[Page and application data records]
+++++
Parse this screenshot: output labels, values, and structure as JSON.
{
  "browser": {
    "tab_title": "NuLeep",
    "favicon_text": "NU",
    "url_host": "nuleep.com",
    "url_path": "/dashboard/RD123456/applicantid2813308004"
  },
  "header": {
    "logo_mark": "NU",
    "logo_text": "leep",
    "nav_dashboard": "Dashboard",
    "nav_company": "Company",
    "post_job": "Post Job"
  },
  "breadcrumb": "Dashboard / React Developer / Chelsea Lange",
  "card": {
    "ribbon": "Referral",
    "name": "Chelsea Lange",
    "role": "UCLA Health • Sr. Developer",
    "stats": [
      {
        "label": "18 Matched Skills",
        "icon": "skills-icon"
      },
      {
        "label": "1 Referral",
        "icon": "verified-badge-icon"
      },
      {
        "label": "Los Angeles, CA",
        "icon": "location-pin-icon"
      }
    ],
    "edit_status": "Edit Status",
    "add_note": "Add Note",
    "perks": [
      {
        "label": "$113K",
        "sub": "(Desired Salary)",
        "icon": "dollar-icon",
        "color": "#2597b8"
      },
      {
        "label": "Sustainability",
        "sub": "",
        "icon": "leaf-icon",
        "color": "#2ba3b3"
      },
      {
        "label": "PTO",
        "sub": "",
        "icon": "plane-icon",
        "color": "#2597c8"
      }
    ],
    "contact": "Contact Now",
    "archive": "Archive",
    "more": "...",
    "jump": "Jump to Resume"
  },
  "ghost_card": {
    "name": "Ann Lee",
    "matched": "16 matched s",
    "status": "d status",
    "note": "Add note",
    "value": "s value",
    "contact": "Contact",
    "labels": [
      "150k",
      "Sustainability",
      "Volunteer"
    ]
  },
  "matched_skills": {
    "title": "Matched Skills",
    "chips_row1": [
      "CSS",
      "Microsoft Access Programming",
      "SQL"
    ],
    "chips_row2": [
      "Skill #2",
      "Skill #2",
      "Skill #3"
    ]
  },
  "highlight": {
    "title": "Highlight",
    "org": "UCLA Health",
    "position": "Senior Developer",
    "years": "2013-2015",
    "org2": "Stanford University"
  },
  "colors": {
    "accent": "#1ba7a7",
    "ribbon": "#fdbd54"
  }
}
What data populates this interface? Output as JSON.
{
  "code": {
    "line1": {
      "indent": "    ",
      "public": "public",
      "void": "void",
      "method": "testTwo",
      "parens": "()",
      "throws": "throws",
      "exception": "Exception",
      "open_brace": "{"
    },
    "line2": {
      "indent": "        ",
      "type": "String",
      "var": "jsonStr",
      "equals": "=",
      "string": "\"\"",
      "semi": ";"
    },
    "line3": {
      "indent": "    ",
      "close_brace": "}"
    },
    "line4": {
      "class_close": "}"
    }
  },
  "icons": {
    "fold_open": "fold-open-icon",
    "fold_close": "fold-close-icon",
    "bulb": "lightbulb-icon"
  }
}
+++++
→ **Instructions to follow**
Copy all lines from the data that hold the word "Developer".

→ **Task solution**
  "breadcrumb": "Dashboard / React Developer / Chelsea Lange",
    "role": "UCLA Health • Sr. Developer",
    "position": "Senior Developer",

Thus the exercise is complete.